The Kenya Medical Research Institute (KEMRI) has urged Parliament to protect locally manufactured medical products from imports.
Speaking during the launch of its products, research scientist Lucy Muita said Kenya should not be importing goods that it produces.
Scientists worked hard to develop products for fighting Covid-19 when the whole world was in lockdown, she said.
“When Covid-19 (hit), it dawned on us that over the years we have been relying on imported products. There was a complete lockdown for two weeks and we could not import anything and we were working all round to ensure we get products like the (viral transport medium),” she said.
A viral transport medium (VTM) is a solution used to preserve virus specimens after they have been collected so that they can be transported and analysed in a lab later.
Kemri is conducting flagship research projects for Covid-19 responses.

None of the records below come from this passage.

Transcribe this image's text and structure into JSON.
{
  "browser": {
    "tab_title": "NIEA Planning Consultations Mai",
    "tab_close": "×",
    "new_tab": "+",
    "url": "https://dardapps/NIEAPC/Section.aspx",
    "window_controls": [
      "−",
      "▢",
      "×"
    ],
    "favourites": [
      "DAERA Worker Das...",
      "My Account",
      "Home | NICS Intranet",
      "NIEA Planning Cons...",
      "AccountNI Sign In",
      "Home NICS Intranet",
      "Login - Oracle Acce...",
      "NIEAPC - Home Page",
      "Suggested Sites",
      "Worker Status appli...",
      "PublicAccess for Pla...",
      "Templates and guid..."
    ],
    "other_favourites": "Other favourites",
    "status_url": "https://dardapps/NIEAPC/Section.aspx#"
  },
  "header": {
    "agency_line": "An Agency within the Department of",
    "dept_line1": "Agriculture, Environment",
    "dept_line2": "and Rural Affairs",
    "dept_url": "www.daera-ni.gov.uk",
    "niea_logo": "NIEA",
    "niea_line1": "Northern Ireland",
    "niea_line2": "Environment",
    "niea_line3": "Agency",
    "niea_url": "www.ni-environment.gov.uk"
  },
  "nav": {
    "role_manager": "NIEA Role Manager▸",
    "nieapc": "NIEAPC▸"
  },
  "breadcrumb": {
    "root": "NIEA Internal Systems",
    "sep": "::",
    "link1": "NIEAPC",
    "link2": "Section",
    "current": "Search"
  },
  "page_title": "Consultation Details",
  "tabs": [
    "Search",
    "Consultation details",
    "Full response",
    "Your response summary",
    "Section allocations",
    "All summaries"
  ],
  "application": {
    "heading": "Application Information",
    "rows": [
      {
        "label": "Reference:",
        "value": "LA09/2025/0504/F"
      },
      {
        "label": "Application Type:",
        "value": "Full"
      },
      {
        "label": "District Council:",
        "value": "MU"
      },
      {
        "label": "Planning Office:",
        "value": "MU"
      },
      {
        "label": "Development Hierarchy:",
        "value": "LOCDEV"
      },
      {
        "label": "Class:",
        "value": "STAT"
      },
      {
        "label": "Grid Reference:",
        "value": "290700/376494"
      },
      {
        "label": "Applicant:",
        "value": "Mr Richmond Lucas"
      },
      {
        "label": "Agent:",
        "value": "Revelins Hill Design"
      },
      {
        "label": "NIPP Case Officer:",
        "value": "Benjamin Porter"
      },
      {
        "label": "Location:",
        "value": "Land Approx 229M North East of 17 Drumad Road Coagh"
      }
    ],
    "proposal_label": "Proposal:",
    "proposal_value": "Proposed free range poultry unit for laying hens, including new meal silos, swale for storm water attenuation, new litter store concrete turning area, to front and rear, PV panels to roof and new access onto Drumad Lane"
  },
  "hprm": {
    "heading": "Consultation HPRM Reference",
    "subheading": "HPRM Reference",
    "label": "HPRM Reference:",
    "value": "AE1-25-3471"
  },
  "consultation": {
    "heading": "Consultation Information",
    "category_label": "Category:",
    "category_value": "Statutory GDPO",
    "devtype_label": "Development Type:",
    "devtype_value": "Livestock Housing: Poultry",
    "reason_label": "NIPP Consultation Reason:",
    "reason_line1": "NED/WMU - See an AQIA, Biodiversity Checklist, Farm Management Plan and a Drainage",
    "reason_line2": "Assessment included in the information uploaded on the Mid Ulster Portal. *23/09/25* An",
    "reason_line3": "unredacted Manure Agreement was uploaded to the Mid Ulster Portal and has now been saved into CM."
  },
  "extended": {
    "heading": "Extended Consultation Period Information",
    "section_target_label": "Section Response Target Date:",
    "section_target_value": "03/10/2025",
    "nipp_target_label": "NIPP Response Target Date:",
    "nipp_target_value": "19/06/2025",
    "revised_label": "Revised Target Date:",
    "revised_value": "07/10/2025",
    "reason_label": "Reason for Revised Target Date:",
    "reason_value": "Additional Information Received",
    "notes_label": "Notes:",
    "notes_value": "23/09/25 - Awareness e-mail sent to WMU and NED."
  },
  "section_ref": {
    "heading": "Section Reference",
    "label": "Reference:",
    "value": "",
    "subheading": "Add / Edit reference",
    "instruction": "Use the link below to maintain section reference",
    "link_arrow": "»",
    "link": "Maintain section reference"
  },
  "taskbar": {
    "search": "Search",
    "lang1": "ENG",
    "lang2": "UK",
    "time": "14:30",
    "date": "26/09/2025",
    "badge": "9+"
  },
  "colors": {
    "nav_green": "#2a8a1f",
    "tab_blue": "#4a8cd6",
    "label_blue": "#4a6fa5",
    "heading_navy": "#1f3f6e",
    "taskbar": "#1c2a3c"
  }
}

They include VTM, sample testing and screening for the respiratory disease, whole genome sequencing for the virus, and point-of-care-testing (PoCT) kits.
PoCT kits allow small samples of blood, such as those taken from a finger to be tested where the patient is, such as at home or at the doctor’s office. They allow for faster testing than when samples are shipped to a central lab.
Kemri has also developed a hand sanitiser it calls KEM-Rub.
It is also conducting Covid-19 vaccine trials and testing Covid-19 drug efficacy.
Prof Simon Kariuki, Kemri’s acting managing director, urged lawmakers to support the institute more so it can achieve its mandate.
“The parliamentary Committee on Health has continued to support us particularly when it comes to lobbying for funding for research and they have been in the forefront and I know they will continue to support Kemri because it is a national institution that supports the Ministry of Health and the region,” he said.
Kemri unveiled VTM, masks and sanitisers, among other medical products being developed at its Kilifi centre.
Prof Kariuki said Kemri initially imported VTM solutions but that became impossible because countries started hoarding their stocks as the pandemic spread. So they had to start making their own, and now they are exporting it to countries in the region.
KEM-Rub, the sanitizer, was also relaunched after the institute was advised by customers to drop the original blue color.
Prof Kariuki said Kemri receives samples from Somalia, Mauritius, Madagascar, Burundi, and South Sudan.
The institute is also the regional quality control centre for malaria.
“Our malaria panels are supporting countries in the region to be able to develop a quality control system for testing of malaria,” he added.